----- RECORDS TO USE

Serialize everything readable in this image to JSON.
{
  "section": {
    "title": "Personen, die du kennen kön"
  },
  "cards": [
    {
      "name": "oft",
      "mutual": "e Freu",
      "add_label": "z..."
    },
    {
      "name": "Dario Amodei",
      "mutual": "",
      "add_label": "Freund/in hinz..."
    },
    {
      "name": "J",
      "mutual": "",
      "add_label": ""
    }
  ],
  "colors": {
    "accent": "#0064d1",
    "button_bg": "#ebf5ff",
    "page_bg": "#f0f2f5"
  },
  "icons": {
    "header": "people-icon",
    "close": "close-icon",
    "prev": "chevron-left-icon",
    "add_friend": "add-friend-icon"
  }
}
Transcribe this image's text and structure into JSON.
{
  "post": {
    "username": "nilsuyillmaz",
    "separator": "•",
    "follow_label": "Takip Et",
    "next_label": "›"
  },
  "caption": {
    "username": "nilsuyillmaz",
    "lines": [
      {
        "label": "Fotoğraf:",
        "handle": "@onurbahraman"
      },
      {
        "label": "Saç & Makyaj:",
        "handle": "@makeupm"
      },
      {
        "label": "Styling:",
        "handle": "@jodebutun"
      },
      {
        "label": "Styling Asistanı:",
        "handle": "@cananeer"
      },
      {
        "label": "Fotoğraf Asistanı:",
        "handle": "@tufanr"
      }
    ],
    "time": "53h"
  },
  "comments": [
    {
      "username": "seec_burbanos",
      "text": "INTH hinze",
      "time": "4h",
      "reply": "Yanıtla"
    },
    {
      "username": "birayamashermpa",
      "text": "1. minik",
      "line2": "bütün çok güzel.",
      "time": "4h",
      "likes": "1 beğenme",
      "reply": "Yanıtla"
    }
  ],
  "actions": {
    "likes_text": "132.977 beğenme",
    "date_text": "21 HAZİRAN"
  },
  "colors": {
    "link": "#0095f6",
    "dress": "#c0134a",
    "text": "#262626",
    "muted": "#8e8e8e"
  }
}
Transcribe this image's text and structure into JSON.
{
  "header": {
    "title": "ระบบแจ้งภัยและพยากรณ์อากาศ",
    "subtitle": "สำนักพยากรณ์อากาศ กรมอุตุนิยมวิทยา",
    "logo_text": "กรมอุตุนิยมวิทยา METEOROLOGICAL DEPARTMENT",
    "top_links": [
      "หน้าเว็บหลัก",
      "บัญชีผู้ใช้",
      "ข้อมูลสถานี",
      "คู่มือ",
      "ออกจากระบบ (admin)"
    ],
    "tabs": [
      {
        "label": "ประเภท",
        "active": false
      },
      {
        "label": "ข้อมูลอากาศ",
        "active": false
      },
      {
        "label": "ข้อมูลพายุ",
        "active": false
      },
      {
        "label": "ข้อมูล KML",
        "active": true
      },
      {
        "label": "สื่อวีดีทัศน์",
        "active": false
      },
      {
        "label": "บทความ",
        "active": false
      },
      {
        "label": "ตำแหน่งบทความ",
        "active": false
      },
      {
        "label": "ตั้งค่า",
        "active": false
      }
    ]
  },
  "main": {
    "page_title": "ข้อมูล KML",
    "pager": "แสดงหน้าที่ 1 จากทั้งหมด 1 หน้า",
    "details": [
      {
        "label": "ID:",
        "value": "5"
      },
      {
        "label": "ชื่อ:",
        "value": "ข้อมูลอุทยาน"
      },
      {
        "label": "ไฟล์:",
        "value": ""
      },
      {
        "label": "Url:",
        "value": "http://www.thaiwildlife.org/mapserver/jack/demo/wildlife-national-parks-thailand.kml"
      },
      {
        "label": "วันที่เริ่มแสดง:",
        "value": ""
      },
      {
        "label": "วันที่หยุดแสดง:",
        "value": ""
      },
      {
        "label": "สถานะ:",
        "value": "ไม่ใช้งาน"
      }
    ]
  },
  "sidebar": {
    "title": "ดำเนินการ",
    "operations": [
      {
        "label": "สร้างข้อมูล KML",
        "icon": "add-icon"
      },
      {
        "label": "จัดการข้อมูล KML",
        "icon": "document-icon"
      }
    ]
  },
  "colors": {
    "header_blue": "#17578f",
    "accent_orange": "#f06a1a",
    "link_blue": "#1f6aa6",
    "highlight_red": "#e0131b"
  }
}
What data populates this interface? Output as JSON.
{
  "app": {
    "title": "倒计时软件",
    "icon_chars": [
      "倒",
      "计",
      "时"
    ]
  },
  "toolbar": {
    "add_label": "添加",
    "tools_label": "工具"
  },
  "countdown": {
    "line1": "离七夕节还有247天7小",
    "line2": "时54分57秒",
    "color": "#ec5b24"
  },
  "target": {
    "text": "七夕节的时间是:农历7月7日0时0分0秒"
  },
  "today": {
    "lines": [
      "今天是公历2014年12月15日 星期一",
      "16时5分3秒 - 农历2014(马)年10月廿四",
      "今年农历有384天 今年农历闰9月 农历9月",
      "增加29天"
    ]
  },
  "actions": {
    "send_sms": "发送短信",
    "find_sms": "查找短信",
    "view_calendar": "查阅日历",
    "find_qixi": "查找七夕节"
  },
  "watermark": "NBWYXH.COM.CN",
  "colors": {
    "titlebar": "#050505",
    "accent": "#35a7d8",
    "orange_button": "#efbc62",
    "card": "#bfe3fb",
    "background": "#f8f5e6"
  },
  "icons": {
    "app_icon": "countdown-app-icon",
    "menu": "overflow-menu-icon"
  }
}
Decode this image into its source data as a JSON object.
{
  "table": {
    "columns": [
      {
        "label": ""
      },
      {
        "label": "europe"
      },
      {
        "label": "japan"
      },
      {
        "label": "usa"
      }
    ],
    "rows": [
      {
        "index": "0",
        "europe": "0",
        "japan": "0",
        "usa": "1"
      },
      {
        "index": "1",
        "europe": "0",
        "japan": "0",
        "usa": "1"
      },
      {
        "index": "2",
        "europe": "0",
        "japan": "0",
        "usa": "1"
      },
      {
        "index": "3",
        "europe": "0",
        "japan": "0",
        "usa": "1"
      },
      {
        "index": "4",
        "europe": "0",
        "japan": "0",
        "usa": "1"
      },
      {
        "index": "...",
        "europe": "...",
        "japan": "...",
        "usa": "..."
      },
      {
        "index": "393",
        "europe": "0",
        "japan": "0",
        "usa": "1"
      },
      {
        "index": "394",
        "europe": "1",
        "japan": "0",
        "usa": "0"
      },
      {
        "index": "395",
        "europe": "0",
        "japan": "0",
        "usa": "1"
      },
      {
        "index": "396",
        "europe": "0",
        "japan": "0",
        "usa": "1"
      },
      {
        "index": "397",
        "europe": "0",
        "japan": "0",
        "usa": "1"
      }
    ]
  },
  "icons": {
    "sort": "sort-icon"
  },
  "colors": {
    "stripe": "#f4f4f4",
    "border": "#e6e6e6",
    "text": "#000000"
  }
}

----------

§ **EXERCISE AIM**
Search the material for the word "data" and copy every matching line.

§ **RESPONSE**
What data populates this interface? Output as JSON.
Decode this image into its source data as a JSON object.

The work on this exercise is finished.